■ EXERCISE DESCRIPTION
Return, from the listing below, each line where the word "JSON" appears.

=== PROVIDED RECORDS ===

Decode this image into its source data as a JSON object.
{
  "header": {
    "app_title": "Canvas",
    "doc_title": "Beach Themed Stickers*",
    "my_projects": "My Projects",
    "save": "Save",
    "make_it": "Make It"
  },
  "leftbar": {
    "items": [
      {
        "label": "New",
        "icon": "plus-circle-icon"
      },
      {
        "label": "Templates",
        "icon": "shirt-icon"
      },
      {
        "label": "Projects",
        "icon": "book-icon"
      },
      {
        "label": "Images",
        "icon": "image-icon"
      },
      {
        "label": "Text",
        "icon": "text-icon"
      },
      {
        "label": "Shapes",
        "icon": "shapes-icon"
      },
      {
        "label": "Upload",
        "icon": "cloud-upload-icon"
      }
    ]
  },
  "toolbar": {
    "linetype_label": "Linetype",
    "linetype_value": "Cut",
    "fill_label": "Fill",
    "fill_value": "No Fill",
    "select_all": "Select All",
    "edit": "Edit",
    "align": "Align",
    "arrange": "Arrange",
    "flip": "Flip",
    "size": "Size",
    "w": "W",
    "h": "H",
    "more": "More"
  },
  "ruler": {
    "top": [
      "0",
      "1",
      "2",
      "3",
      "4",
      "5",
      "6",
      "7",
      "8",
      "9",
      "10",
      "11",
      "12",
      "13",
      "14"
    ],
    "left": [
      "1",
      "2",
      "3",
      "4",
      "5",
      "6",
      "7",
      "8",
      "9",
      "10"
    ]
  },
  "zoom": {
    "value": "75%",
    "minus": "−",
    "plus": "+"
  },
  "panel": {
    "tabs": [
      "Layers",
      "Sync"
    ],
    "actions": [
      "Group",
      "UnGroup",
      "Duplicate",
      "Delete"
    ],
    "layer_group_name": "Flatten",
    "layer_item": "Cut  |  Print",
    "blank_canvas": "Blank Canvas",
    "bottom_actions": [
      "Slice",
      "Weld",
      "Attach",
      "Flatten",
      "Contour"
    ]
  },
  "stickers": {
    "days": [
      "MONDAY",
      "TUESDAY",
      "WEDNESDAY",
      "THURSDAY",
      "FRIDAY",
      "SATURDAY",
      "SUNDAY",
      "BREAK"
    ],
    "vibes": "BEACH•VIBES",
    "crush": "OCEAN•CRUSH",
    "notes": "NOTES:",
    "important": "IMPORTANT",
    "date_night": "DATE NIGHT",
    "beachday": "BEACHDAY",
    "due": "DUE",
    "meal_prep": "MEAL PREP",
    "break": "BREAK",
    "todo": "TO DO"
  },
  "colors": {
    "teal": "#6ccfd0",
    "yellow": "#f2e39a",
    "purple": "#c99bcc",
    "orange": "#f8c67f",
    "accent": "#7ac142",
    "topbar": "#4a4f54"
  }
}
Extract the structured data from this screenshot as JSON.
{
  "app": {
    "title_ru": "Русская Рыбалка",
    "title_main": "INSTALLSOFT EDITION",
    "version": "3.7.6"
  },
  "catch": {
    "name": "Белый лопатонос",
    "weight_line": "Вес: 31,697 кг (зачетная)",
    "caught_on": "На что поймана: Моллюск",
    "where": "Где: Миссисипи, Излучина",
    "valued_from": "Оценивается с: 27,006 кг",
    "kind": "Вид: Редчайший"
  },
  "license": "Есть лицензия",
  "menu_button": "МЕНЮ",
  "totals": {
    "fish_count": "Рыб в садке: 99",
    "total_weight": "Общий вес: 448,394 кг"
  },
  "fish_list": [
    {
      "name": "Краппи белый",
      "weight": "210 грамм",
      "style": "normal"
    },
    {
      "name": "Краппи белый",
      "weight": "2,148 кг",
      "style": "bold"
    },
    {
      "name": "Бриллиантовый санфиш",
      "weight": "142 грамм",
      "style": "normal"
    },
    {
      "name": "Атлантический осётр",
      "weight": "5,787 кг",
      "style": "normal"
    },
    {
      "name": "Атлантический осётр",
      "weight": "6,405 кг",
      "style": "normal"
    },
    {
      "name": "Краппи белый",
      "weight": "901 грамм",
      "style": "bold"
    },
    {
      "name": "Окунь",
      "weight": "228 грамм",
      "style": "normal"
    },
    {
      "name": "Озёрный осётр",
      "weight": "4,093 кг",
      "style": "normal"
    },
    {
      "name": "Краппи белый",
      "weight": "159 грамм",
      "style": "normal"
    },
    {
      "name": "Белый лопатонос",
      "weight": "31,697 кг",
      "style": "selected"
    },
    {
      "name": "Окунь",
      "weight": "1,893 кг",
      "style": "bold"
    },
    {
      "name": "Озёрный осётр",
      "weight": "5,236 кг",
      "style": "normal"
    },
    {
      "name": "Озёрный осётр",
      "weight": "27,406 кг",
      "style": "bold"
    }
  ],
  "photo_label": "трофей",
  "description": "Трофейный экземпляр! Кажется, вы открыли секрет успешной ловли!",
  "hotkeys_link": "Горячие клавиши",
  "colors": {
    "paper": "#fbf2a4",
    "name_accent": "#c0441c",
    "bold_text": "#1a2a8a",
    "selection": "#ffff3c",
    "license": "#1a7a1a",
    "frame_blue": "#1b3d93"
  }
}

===

■ ANSWER FOR THE TASK
Decode this image into its source data as a JSON object.
Extract the structured data from this screenshot as JSON.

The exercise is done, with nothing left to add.